You’re Welcome Mr. President

25 March 2014

Koning_en_Koningin_met_NSS_delegatiesPhoto credit: Wikipedia Commons

Being an American in the Netherlands leading up to and during the Nuclear Security Summit  (March 24-25) has filled me up with lots of irrational pride. For the past two days, the Hague has been the center of the universe as world leaders from 53 countries and 5 international organizations negotiate on reducing and securing nuclear supplies and keeping them out of terrorists’ hands. Who wouldn’t be proud that we’re one step closer for not blowing up our beautiful, irreplaceable planet earth?

Inspired by Buzzfeed’s article Welcome to the Netherlands Mr. President,  I’d also like to share some interesting tidbits of Dutch-American influences. We all know about the soft power America has on the rest of the world. Little does everyone else know about how influential the seemingly obscure tiny Northern European country of only 16,839,840 has on American culture (past, present and future).

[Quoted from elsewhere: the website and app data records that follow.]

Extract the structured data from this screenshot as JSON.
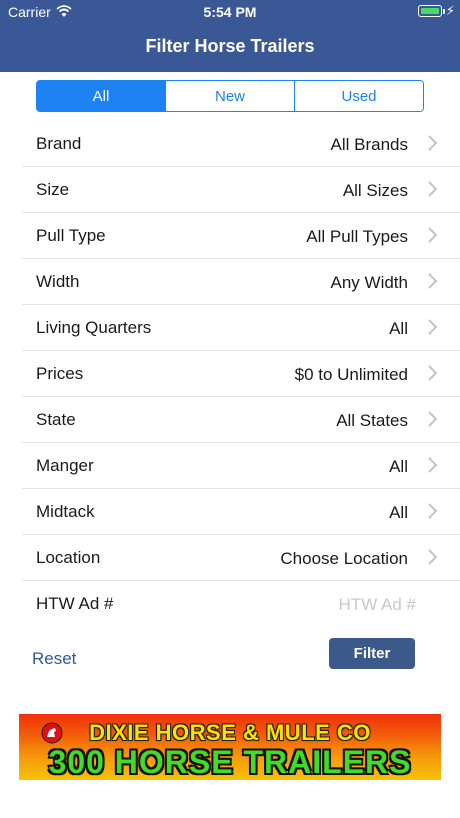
{
  "status_bar": {
    "carrier": "Carrier",
    "time": "5:54 PM"
  },
  "header": {
    "title": "Filter Horse Trailers"
  },
  "segments": [
    {
      "label": "All",
      "selected": true
    },
    {
      "label": "New",
      "selected": false
    },
    {
      "label": "Used",
      "selected": false
    }
  ],
  "filters": [
    {
      "label": "Brand",
      "value": "All Brands"
    },
    {
      "label": "Size",
      "value": "All Sizes"
    },
    {
      "label": "Pull Type",
      "value": "All Pull Types"
    },
    {
      "label": "Width",
      "value": "Any Width"
    },
    {
      "label": "Living Quarters",
      "value": "All"
    },
    {
      "label": "Prices",
      "value": "$0 to Unlimited"
    },
    {
      "label": "State",
      "value": "All States"
    },
    {
      "label": "Manger",
      "value": "All"
    },
    {
      "label": "Midtack",
      "value": "All"
    },
    {
      "label": "Location",
      "value": "Choose Location"
    }
  ],
  "ad_number": {
    "label": "HTW Ad #",
    "placeholder": "HTW Ad #",
    "value": ""
  },
  "actions": {
    "reset_label": "Reset",
    "filter_label": "Filter"
  },
  "ad_banner": {
    "line1": "DIXIE HORSE & MULE CO",
    "line2": "300 HORSE TRAILERS"
  },
  "colors": {
    "nav_bar": "#3b5896",
    "accent": "#1e82f2",
    "filter_button": "#3b5a8a",
    "link": "#2e5a9c"
  }
}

The Dutch were the original New Yorkers

Image of Native Americans watching the arrival of the first Dutch colonists at the Hudson river.
Photo credit: Flickr Commons

Actually, the Native Americans should be the undisputed first inhabitants of New York state and the rest of the United States. But it was the Dutch who founded New Netherlands (now New York) in 1614, being among the first to steal barter the land from the Native Americans and create a flourishing, world city of New Amsterdam (New York City). Knowing their time was up in 1667, the Dutch exchanged Manhattan for Suriname. What the Dutch left behind is a city of love for liberty, entrepreneurial spirit, tolerance, an established banking system and a future concrete jungle where dreams are made of.

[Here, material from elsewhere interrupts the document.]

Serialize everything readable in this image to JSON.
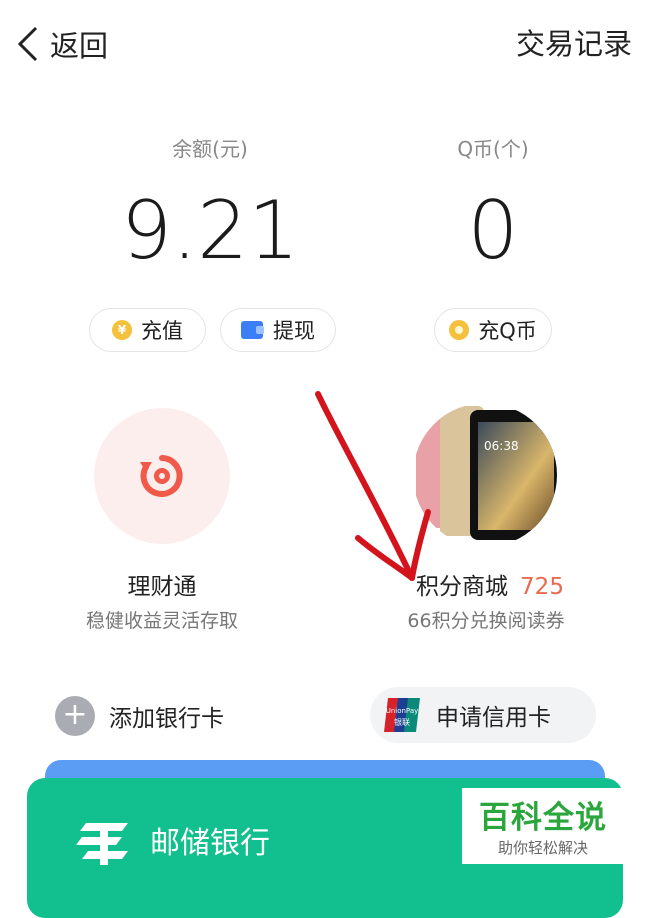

18793rPhoto credit: Flickr Commons

 The Dutch names Jan (“John”, pronounced as Yan) and Kees (“Cornelius”) were and continue to be common names for boys in the Netherlands.  Urban legend has it that the word “Yankee” is a combination of the two names originally referred to Dutch-Americans but is now the beloved baseball team of New York.

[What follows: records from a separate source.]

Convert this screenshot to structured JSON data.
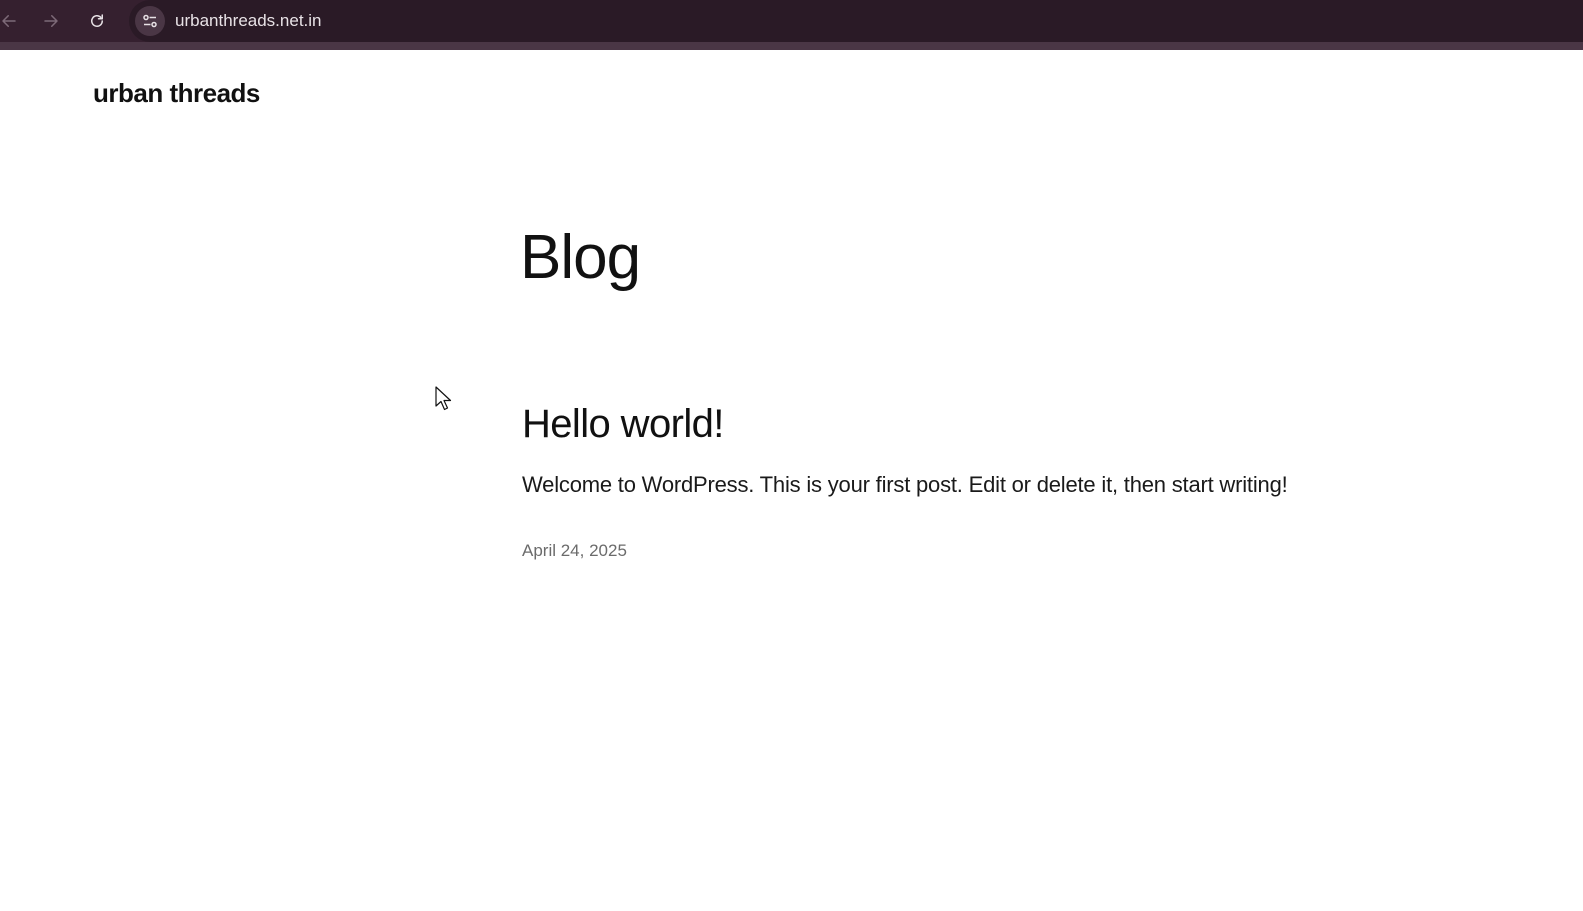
{
  "browser": {
    "url": "urbanthreads.net.in",
    "back_icon": "arrow-left-icon",
    "forward_icon": "arrow-right-icon",
    "reload_icon": "reload-icon",
    "site_info_icon": "tune-icon"
  },
  "site": {
    "title": "urban threads"
  },
  "page": {
    "heading": "Blog"
  },
  "posts": [
    {
      "title": "Hello world!",
      "excerpt": "Welcome to WordPress. This is your first post. Edit or delete it, then start writing!",
      "date": "April 24, 2025"
    }
  ],
  "colors": {
    "browser_bar": "#35202f",
    "text": "#111111",
    "date": "#6b6b6b"
  }
}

Many famous and influential people in America were Dutch or had Dutch ancestry.

theodore-rooseveltPresident Theodore Roosevelt Photo credit: Flickr Commons

Thomas Edison, Audrey Hepburn, Eddie van Halen, the Roosevelts (Theodore, Franklin and Eleanore), Walt Whitman all had Dutch ancestry. And let’s not forget that Carice van Houten who plays Melisandre on Games of Thrones is a beloved Dutch actress.

Many all-American nostalgic food is actually Dutch in Origin

the-pancake-bakery_pieter-aertsen                      The Pancake Bakery by Pieter Aertsen (1508-1575) Photo credit: Wikipedia Commons

Many of the current mainstays of the American diet were introduced to the New World by the Dutch such as pancakes (pannenkoeken), waffles (wafles), doughnuts (oliebollen), coleslaw (koolsla), pretzels and cookies (koekjes). While over time these Dutch treats became Americanized (bigger, sweeter, and fluffier), the culinary contributions of early Dutch settlers should not be forgotten.


The closest foreign analogue to Obamacare (Affordable Health Care Act) is the Dutch Health System
When the United States of America, thanks to the leadership of President Obama, decided to join the rest of the world and try to provide health insurance for all of its citizens, they looked towards the Netherlands as their example. The Dutch Health system and the Affordable Health Care act were both inspired by Stanford Health Economist Alain Enthoven’s theory of managed competition.


Wishful Thinking: That American Kids can be just as happy as Dutch Kids

dutchchildrenPhoto credit: Flickr Commons

I’m also hoping that Americans can also be influenced by the Dutch on how to raise the happiest kids in the world. Perhaps your (brief) time here Mr. President Obama may have inspired you to help pave the way for American kids. The future generations will thank-you.